We will be posting a variety of Passover resources, downloadable Hagaddot, supplemental readings and the like for all ages on our website. Check back regularly to see what’s been added.
And join us! Share the shtick and supplements you will be using to make this Passover different from every other Passover. Send your materials, your internet finds, your family traditions, your pictures and more to Linda Marleny Dow at firstname.lastname@example.org, or tag us on Facebook or Twitter.
If you would like to learn more about the conversations surrounding the halakhic questions around COVID-19, the Rabbinical Assembly has an excellent Q&A section on their website.

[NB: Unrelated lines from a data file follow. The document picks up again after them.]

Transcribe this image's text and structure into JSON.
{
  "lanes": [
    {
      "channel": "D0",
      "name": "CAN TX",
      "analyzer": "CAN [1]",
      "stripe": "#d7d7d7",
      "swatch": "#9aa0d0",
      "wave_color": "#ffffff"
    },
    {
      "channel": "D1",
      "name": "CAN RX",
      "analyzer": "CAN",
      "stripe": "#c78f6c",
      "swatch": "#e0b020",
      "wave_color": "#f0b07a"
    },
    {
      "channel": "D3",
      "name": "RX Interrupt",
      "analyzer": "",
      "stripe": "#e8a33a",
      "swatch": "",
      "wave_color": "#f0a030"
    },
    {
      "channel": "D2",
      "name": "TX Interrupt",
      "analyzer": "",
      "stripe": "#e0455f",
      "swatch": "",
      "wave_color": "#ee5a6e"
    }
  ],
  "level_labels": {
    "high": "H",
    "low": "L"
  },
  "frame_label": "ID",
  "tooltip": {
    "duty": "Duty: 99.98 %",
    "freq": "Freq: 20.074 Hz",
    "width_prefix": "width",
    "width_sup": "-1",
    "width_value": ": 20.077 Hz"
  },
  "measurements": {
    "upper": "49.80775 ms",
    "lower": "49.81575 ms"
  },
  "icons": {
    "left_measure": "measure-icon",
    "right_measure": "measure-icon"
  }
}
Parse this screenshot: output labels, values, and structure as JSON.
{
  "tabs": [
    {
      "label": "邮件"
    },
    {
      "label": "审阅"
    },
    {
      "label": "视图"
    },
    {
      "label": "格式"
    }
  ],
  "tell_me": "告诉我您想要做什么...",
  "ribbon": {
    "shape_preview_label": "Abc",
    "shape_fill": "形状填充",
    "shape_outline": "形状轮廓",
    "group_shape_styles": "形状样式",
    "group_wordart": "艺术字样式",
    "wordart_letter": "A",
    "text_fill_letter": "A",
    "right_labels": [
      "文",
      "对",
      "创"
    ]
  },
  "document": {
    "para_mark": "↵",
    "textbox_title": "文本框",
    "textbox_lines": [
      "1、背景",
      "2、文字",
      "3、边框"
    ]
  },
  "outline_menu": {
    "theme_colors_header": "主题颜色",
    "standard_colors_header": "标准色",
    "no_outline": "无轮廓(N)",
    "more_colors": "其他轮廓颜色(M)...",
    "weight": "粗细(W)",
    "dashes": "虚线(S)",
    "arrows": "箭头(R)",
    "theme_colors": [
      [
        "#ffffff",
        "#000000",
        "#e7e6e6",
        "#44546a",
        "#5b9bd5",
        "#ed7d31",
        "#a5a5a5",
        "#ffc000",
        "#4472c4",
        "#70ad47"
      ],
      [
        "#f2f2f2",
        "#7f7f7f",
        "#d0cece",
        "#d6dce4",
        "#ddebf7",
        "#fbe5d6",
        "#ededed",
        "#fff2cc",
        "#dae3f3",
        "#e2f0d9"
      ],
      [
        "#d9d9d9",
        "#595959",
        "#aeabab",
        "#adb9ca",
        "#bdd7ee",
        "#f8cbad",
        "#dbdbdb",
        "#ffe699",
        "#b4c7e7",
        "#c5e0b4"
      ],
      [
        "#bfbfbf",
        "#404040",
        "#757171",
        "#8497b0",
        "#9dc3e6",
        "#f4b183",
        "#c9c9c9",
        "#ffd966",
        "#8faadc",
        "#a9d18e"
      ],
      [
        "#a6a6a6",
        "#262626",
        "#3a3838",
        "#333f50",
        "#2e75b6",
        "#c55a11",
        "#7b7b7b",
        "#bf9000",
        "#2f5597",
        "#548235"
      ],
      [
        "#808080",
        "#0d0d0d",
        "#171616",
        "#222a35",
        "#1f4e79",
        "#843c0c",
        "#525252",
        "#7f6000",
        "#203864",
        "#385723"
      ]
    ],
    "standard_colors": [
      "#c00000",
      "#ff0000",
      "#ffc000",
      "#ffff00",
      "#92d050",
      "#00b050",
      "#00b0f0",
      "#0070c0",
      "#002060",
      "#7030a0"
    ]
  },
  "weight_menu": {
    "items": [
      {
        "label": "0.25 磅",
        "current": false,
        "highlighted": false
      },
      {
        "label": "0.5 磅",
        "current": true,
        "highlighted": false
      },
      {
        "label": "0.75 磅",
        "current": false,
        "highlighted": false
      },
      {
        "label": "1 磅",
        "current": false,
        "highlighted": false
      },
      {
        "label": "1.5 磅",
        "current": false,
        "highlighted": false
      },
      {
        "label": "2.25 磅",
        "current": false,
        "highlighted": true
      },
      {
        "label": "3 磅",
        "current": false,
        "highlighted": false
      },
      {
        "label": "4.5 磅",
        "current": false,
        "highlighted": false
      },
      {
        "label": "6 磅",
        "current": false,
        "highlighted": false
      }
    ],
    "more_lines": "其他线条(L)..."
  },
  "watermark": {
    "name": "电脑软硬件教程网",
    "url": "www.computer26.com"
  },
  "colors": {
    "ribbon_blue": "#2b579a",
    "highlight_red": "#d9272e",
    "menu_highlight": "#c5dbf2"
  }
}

As others have noted, it is indeed ironic that a "plague" is drastically modifying our Passover celebrations. Passover is our master myth. Just as God redeemed our ancestors from slavery in Egypt, so too will God redeem us from COVID-19. Our ancestors stayed in that night and placed the blood of the pascal sacrifice on their doors. We will stay in the night of our seders, stepping back from our traditional family and social experiences. In so doing, we too will be redeemed.
And God willing, when this passes over, and it will, we will have played a role in redeeming the world.
We pray that each of us celebrates a meaningful, safe and healthy Passover and that God will bless all humanity with health, happiness and shlaymoot.
Rabbi Steven Wernick
and the Beth Tzedec Spiritual Leadership Team